Einstein is available both programmatically (for developers) and “declaratively for non-coders,” said Benioff. It is integrated directly into the SFDC platform and available across all of the clouds. For example, an Einstein widget displays a set of insights identifying competitor news, recommended actions, and account intelligence.
Einstein builds models with no coding or initial training by users. For example, the system is able to determine which trigger events are important to sales reps and surface news about competitors without asking “who are your competitors?” The system also can make recommendations concerning high-scoring leads based upon both fit (firmographics, biographics) and behavior (e.g. recent viewing of a demo).

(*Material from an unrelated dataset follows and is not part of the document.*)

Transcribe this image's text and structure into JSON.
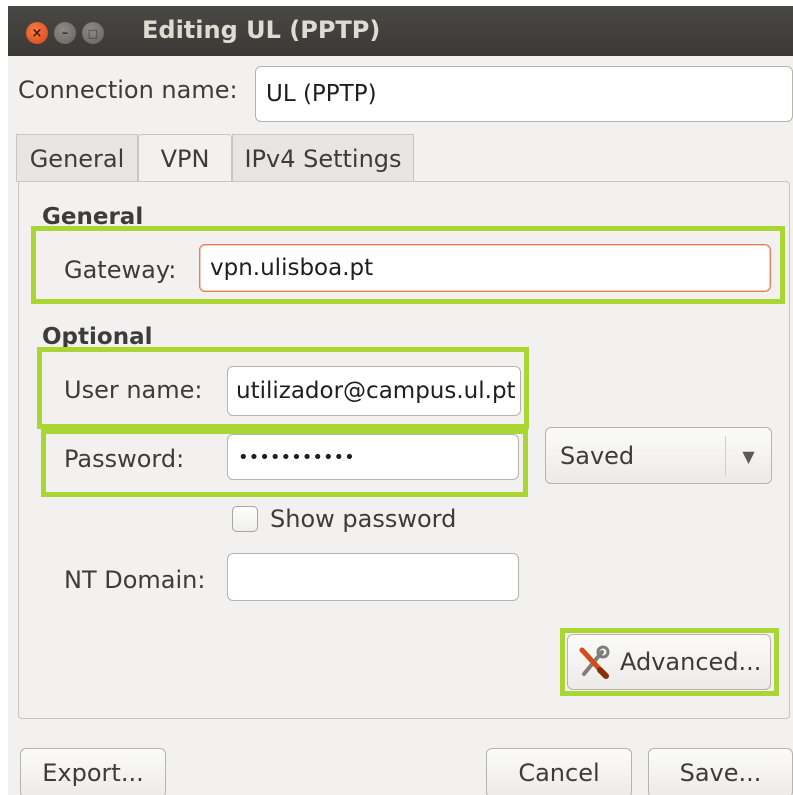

Not only does the system recommend activity, but it then offers recommended email copy including a proposed call time.
The platform is built on a series of recent acquisitions including RelateIQ (rebranded SaleforceIQ), MetaMind, Implisit, PreductionIO, and TempoAI. The firm now has a team of 175 data scientists “stitching together this amazing platform,” said Benioff.
“The new platform will “democratize artificial intelligence” and “make every company and every employee smarter, faster and more productive,” continued Benioff. “This is going to be a huge differentiator and growth driver going forward as it puts us well ahead of our CRM competition once again.”
The new platform infuses their sales, cloud, and marketing platforms with AI capabilities for “anyone” regardless of their role or industry. According to Salesforce, Einstein lets employees “use clicks or code to build AI-powered apps that get smarter with every interaction.”
Einstein is positioned as having your own data scientist focused on applying AI to customer relationships. Einstein has access to a broad set of intelligence including CRM data, email, calendar, social, ERP, and IoT to “deliver predictions and recommendations in context of what you’re trying to do. In some cases, it even automates tasks for you. So you can make smarter decisions with confidence and focus more attention on your customers at every touch point.”
Several predictive analytics companies used the launch to shout, “hey wait, we’ve already mastered AI for sales and marketing.” LeadSpace CEO and former Salesforce CMO Doug Bewsher stated, “B2B marketers need a complete solution that works across multiple channels, in their existing marketing stack.”
“Bad data is the Achilles heel of AI,” continued Bewsher. “AI is only as good as the data available to it. Marketers who want to get the full benefit of AI need to address their data problems first, or they’ll see the same diminishing returns as with traditional marketing automation.”
Shashi Upadhyay, CEO at Lattice Engines was a bit more diplomatic in welcoming Einstein. “After having led the market for several years, we are really excited to see the mainstream attention shifting towards AI-based solutions for marketing and sales. The Einstein announcement from Salesforce is a great step forward, as it will serve to educate the market and signal that predictive solutions are here to stay.”
Image Credit: Salesforce.com